*** Opening of Data ***
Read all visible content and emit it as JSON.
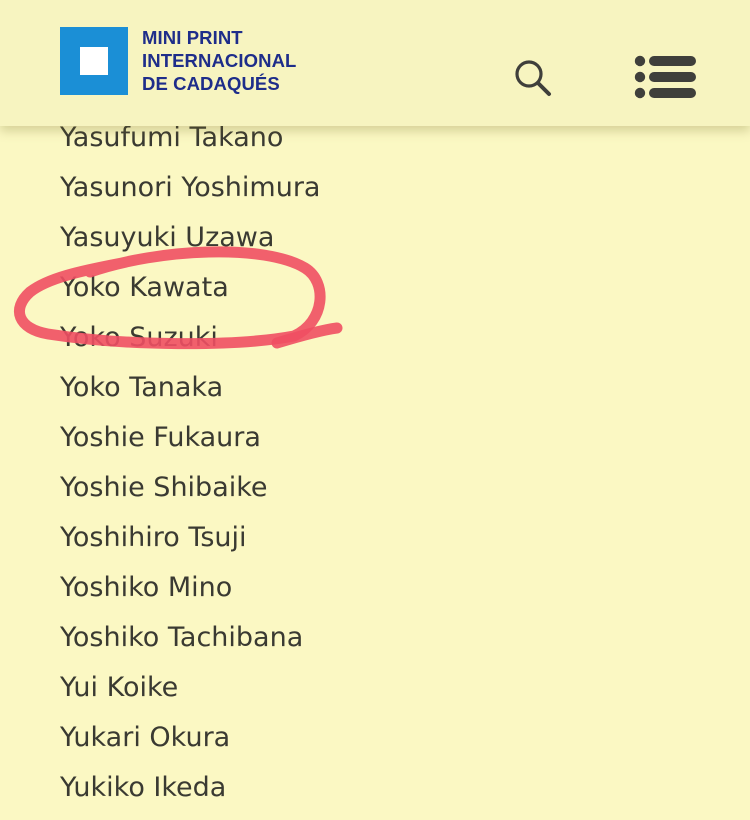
{
  "header": {
    "logo": {
      "line1": "MINI PRINT",
      "line2": "INTERNACIONAL",
      "line3": "DE CADAQUÉS"
    },
    "search_icon": "search-icon",
    "menu_icon": "menu-icon"
  },
  "artists": [
    "Yasufumi Takano",
    "Yasunori Yoshimura",
    "Yasuyuki Uzawa",
    "Yoko Kawata",
    "Yoko Suzuki",
    "Yoko Tanaka",
    "Yoshie Fukaura",
    "Yoshie Shibaike",
    "Yoshihiro Tsuji",
    "Yoshiko Mino",
    "Yoshiko Tachibana",
    "Yui Koike",
    "Yukari Okura",
    "Yukiko Ikeda"
  ],
  "annotation": {
    "circled_item": "Yoko Kawata",
    "color": "#ef4f63"
  },
  "colors": {
    "background": "#fbf8c3",
    "header_background": "#f7f4c0",
    "logo_blue": "#1b8fd6",
    "logo_text": "#1e2d8a",
    "text": "#3a3a32",
    "icon": "#3f3f3b"
  }
}
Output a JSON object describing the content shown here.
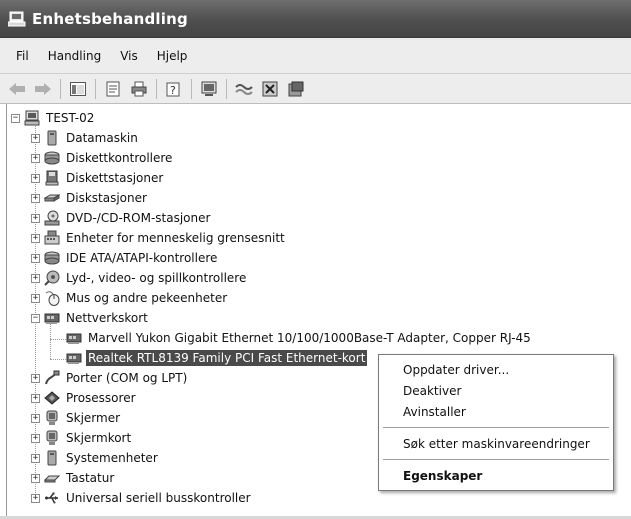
{
  "window": {
    "title": "Enhetsbehandling",
    "icon": "device-manager-icon"
  },
  "menubar": {
    "items": [
      "Fil",
      "Handling",
      "Vis",
      "Hjelp"
    ]
  },
  "toolbar": {
    "buttons": [
      {
        "name": "back-icon",
        "glyph": "⇦",
        "enabled": false
      },
      {
        "name": "forward-icon",
        "glyph": "⇨",
        "enabled": false
      },
      {
        "name": "show-hide-console-tree-icon",
        "glyph": "▣",
        "enabled": true
      },
      {
        "name": "properties-icon",
        "glyph": "▤",
        "enabled": true
      },
      {
        "name": "print-icon",
        "glyph": "⎙",
        "enabled": true
      },
      {
        "name": "help-icon",
        "glyph": "?",
        "enabled": true
      },
      {
        "name": "scan-hardware-icon",
        "glyph": "▦",
        "enabled": true
      },
      {
        "name": "update-driver-icon",
        "glyph": "≈",
        "enabled": true
      },
      {
        "name": "disable-device-icon",
        "glyph": "✕",
        "enabled": true
      },
      {
        "name": "uninstall-device-icon",
        "glyph": "▩",
        "enabled": true
      }
    ]
  },
  "tree": {
    "root": {
      "label": "TEST-02",
      "icon": "computer-icon",
      "expanded": true
    },
    "categories": [
      {
        "label": "Datamaskin",
        "icon": "computer-icon"
      },
      {
        "label": "Diskettkontrollere",
        "icon": "disk-controller-icon"
      },
      {
        "label": "Diskettstasjoner",
        "icon": "floppy-drive-icon"
      },
      {
        "label": "Diskstasjoner",
        "icon": "hard-disk-icon"
      },
      {
        "label": "DVD-/CD-ROM-stasjoner",
        "icon": "dvd-drive-icon"
      },
      {
        "label": "Enheter for menneskelig grensesnitt",
        "icon": "hid-icon"
      },
      {
        "label": "IDE ATA/ATAPI-kontrollere",
        "icon": "ide-controller-icon"
      },
      {
        "label": "Lyd-, video- og spillkontrollere",
        "icon": "sound-icon"
      },
      {
        "label": "Mus og andre pekeenheter",
        "icon": "mouse-icon"
      },
      {
        "label": "Nettverkskort",
        "icon": "network-card-icon",
        "expanded": true,
        "children": [
          {
            "label": "Marvell Yukon Gigabit Ethernet 10/100/1000Base-T Adapter, Copper RJ-45",
            "icon": "network-card-icon"
          },
          {
            "label": "Realtek RTL8139 Family PCI Fast Ethernet-kort",
            "icon": "network-card-icon",
            "selected": true
          }
        ]
      },
      {
        "label": "Porter (COM og LPT)",
        "icon": "port-icon"
      },
      {
        "label": "Prosessorer",
        "icon": "processor-icon"
      },
      {
        "label": "Skjermer",
        "icon": "monitor-icon"
      },
      {
        "label": "Skjermkort",
        "icon": "display-adapter-icon"
      },
      {
        "label": "Systemenheter",
        "icon": "system-device-icon"
      },
      {
        "label": "Tastatur",
        "icon": "keyboard-icon"
      },
      {
        "label": "Universal seriell busskontroller",
        "icon": "usb-icon"
      }
    ]
  },
  "context_menu": {
    "items": [
      {
        "label": "Oppdater driver...",
        "bold": false
      },
      {
        "label": "Deaktiver",
        "bold": false
      },
      {
        "label": "Avinstaller",
        "bold": false
      },
      {
        "separator": true
      },
      {
        "label": "Søk etter maskinvareendringer",
        "bold": false
      },
      {
        "separator": true
      },
      {
        "label": "Egenskaper",
        "bold": true
      }
    ]
  },
  "colors": {
    "titlebar": "#555555",
    "selection": "#4a4a4a",
    "menu_background": "#ededed"
  }
}
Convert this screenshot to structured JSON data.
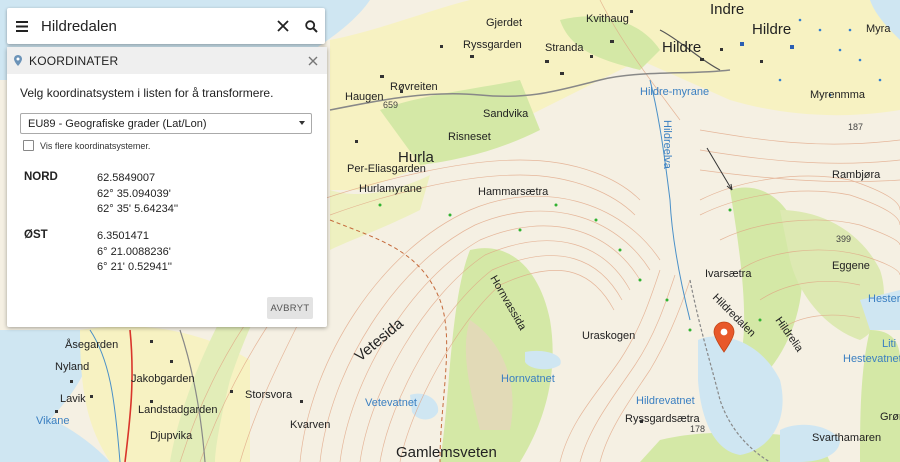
{
  "search": {
    "value": "Hildredalen"
  },
  "panel": {
    "title": "KOORDINATER",
    "description": "Velg koordinatsystem i listen for å transformere.",
    "selected_system": "EU89 - Geografiske grader (Lat/Lon)",
    "checkbox_label": "Vis flere koordinatsystemer.",
    "nord": {
      "label": "NORD",
      "values": [
        "62.5849007",
        "62° 35.094039'",
        "62° 35' 5.64234''"
      ]
    },
    "ost": {
      "label": "ØST",
      "values": [
        "6.3501471",
        "6° 21.0088236'",
        "6° 21' 0.52941''"
      ]
    },
    "cancel_label": "AVBRYT"
  },
  "map": {
    "places": [
      "Gjerdet",
      "Kvithaug",
      "Indre",
      "Hildre",
      "Myra",
      "Ryssgarden",
      "Stranda",
      "Hildre",
      "Røvreiten",
      "Haugen",
      "Sandvika",
      "Hildre-myrane",
      "Myrenmma",
      "Risneset",
      "Hildreelva",
      "Per-Eliasgarden",
      "Hurla",
      "Hurlamyrane",
      "Hammarsætra",
      "Rambjøra",
      "Eggene",
      "Ivarsætra",
      "Hildredalen",
      "Hildrelia",
      "Hestevatnet",
      "Vetesida",
      "Hornvassida",
      "Uraskogen",
      "Hornvatnet",
      "Hildrevatnet",
      "Ryssgardsætra",
      "Åsegarden",
      "Nyland",
      "Jakobgarden",
      "Lavik",
      "Landstadgarden",
      "Djupvika",
      "Vikane",
      "Storsvora",
      "Vetevatnet",
      "Kvarven",
      "Gamlemsveten",
      "Svarthamaren",
      "Hester",
      "Liti",
      "Grøn"
    ],
    "elevations": [
      "659",
      "187",
      "399",
      "178"
    ]
  },
  "colors": {
    "marker": "#e8582a",
    "water": "#cfe6f2",
    "green": "#d4e8a6",
    "field": "#f7f2c2"
  }
}
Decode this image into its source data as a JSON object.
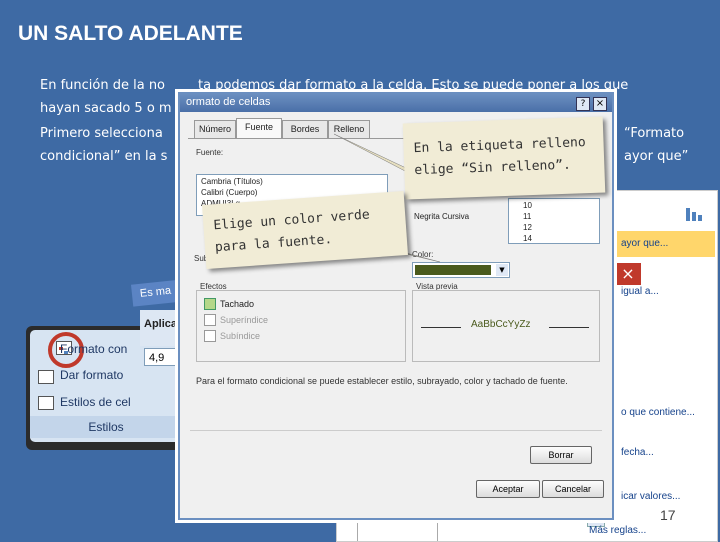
{
  "slide": {
    "title": "UN SALTO ADELANTE",
    "paragraph1_line1_a": "En función de la no",
    "paragraph1_line1_b": "ta podemos dar formato a la celda. Esto se puede poner a los que",
    "paragraph1_line2": "hayan sacado 5 o m",
    "paragraph2_line1_a": "Primero selecciona",
    "paragraph2_line1_b": "“Formato",
    "paragraph2_line2_a": "condicional” en la s",
    "paragraph2_line2_b": "ayor que”",
    "page_number": "17"
  },
  "right_menu": {
    "header_fragment": "ayor que...",
    "items": [
      "igual a...",
      "o que contiene...",
      "fecha...",
      "icar valores...",
      "Más reglas..."
    ]
  },
  "ribbon": {
    "items": [
      "Formato con",
      "Dar formato",
      "Estilos de cel"
    ],
    "group_label": "Estilos",
    "back_dialog_text_a": "Es ma",
    "back_dialog_text_b": "Aplica",
    "back_input_value": "4,9"
  },
  "dialog": {
    "title": "ormato de celdas",
    "tabs": [
      "Número",
      "Fuente",
      "Bordes",
      "Relleno"
    ],
    "font_label": "Fuente:",
    "fonts": [
      "Cambria (Títulos)",
      "Calibri (Cuerpo)",
      "ADMUI3Lg"
    ],
    "style_selected": "Negrita Cursiva",
    "sizes": [
      "10",
      "11",
      "12",
      "14"
    ],
    "underline_label": "Sub",
    "color_label": "Color:",
    "color_value": "#4a5a1c",
    "effects_label": "Efectos",
    "effects": [
      "Tachado",
      "Superíndice",
      "Subíndice"
    ],
    "preview_label": "Vista previa",
    "preview_text": "AaBbCcYyZz",
    "note": "Para el formato condicional se puede establecer estilo, subrayado, color y tachado de fuente.",
    "clear_button": "Borrar",
    "ok_button": "Aceptar",
    "cancel_button": "Cancelar",
    "help_icon": "?",
    "close_icon": "×"
  },
  "callouts": {
    "relleno_line1": "En la etiqueta relleno",
    "relleno_line2": "elige “Sin relleno”.",
    "verde_line1": "Elige un color verde",
    "verde_line2": "para la fuente."
  }
}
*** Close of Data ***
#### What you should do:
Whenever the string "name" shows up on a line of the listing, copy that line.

#### Solution below:
        "name": "back-icon",
        "name": "forward-icon",
        "name": "show-hide-console-tree-icon",
        "name": "properties-icon",
        "name": "print-icon",
        "name": "help-icon",
        "name": "scan-hardware-icon",
        "name": "update-driver-icon",
        "name": "disable-device-icon",
        "name": "uninstall-device-icon",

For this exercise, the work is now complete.